Originating from the Laboratory of Experimental Immunology at the University of Copenhagen, the minds behind immunAware draws on decades of meticulous research and innovation, focusing on producing superior MHC molecules, developing related assays, collecting data, and providing exceptional services.

Dr. Søren Buus
MD, PhD, founding partner
Embarked on his lifelong exploration of peptide-MHC interactions in the early 1980s when this interaction was still enigmatic. He provided functional and eventually biochemical evidence that peptides specifically interact with their corresponding MHC restriction elements. Dr. Buus pioneered the mapping of the peptide-binding specificity of all human MHC molecules, leading to the inception of the “human MHC project.” His systematic generation of MHC molecules, assays, and data significantly contributed to the development of the NetMHCpan suite of peptide-MHC class I and II predictors.
Dr. Anette Stryhn
MS, PhD, founding partner
Joined the Buus laboratory in the early 1990s. Her groundbreaking work demonstrated that a few biochemically purified peptide-MHC complexes are sufficient to stimulate a peptide-specific, MHC-restricted T cell response. She developed a highly efficient “positional scanning combinatorial peptide library” (PSCPL) approach to experimentally address the peptide-binding specificity of any MHC class I molecule. Dr. Stryhn also pioneered the “easYmer” technology, enabling the efficient and large-scale production of peptide-MHC class I complexes. Her research involved generating peptide-MHC class I and II complexes, which were instrumental in tetramer-guided CD8+ and CD4+ T cell epitope discovery.
Dr. Thomas Østerbye
MS, PhD, founding partner

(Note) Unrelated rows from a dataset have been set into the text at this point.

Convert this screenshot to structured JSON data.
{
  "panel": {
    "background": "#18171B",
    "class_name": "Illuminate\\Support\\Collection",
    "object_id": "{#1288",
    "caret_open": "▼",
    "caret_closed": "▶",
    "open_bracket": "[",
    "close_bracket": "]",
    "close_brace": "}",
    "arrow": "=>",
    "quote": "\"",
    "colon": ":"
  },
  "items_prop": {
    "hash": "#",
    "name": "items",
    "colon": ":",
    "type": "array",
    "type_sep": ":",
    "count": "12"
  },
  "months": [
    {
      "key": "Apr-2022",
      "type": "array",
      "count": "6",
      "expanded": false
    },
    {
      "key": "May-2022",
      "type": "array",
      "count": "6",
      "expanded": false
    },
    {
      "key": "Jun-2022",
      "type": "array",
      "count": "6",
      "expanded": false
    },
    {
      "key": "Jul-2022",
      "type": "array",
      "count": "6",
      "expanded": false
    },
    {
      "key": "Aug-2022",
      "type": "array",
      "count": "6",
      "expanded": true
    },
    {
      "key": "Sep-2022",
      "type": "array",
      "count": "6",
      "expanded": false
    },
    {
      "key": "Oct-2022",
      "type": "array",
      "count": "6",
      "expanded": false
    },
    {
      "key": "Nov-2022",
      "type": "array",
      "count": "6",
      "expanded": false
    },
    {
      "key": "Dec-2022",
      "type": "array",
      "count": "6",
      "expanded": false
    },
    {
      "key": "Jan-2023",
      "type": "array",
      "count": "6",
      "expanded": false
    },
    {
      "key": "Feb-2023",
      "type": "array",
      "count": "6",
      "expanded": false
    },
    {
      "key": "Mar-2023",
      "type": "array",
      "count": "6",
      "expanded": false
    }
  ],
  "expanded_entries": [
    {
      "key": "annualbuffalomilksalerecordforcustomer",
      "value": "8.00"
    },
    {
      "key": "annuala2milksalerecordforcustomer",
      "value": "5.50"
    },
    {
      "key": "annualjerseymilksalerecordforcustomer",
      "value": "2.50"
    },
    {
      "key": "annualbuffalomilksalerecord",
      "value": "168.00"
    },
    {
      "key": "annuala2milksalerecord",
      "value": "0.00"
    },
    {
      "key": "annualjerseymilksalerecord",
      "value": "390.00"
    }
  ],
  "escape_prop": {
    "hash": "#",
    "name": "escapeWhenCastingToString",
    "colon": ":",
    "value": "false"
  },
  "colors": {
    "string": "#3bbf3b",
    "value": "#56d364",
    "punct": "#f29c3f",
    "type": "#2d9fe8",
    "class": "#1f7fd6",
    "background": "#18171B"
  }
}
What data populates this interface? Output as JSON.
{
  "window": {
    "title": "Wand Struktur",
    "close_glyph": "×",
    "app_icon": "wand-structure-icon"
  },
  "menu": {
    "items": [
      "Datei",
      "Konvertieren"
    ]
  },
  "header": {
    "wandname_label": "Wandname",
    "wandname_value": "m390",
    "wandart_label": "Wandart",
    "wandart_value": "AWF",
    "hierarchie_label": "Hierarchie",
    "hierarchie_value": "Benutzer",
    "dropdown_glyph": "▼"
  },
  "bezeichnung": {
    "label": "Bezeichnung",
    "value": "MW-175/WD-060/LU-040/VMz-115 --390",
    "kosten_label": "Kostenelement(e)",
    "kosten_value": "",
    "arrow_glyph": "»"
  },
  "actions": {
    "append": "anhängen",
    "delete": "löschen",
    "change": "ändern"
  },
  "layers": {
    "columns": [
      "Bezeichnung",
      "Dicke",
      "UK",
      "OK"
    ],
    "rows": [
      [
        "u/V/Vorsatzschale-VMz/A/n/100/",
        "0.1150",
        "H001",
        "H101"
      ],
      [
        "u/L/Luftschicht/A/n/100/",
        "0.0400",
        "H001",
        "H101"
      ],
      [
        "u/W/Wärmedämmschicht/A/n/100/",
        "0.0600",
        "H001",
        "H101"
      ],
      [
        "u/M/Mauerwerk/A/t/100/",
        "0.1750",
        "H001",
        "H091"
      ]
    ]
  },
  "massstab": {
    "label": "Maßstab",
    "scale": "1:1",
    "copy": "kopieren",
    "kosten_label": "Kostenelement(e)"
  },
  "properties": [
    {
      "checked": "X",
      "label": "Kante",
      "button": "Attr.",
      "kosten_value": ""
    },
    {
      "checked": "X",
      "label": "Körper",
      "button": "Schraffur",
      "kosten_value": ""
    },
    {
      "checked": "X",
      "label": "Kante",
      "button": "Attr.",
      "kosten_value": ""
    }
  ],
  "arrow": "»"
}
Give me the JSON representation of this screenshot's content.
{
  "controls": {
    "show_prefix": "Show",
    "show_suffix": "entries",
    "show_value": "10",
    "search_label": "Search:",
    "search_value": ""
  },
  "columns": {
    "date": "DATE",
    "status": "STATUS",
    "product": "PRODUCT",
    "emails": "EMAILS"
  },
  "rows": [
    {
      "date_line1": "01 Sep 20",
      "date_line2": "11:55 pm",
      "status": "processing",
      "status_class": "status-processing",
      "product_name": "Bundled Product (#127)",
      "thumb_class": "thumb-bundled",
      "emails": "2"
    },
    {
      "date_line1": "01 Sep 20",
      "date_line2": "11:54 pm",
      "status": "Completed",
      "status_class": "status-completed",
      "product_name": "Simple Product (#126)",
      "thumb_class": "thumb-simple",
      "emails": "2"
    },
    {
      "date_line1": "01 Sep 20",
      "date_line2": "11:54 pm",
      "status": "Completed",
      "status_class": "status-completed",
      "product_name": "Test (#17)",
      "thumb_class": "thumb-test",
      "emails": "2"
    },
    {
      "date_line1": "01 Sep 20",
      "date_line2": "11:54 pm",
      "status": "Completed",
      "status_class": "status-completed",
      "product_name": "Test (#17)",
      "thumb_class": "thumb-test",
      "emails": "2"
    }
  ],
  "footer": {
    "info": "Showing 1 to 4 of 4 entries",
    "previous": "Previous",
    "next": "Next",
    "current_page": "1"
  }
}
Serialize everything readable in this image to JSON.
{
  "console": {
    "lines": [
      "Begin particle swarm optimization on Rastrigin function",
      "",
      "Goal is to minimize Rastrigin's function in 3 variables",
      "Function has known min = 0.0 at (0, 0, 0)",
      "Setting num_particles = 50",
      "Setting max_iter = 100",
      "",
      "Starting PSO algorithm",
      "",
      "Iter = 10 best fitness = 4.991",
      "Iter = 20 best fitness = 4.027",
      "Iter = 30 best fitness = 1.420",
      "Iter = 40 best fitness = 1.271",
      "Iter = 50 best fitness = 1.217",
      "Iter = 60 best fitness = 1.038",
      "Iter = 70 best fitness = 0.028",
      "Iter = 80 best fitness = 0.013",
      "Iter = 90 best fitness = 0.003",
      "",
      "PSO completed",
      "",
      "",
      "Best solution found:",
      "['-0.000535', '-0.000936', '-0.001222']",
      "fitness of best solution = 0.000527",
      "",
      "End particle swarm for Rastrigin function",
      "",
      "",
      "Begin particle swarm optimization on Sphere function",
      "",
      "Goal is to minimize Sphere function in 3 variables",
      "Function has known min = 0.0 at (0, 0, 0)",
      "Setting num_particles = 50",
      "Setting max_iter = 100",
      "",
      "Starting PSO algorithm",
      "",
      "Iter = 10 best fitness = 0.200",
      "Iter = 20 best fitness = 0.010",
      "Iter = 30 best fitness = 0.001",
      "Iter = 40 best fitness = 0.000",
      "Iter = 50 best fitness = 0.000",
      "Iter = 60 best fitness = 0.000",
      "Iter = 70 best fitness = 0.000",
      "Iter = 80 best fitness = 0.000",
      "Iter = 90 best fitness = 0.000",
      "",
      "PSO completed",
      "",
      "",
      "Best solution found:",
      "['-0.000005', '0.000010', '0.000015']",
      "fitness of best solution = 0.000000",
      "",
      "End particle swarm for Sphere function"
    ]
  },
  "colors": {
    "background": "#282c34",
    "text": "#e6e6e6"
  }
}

Joined the Buus lab in the late 2000s, played a vital role in generating peptide-MHC class II tetramers. He coordinated EU-funded (FP7 and Horizon 2020) projects aimed at providing a high-density peptide microarray platform, which he utilized to investigate the peptide-binding specificity of MHC class II molecules. To improve the identification of immunogenic peptides, he developed a large-scale, real-time, non-radioactive peptide-MHC class I dissociation assay.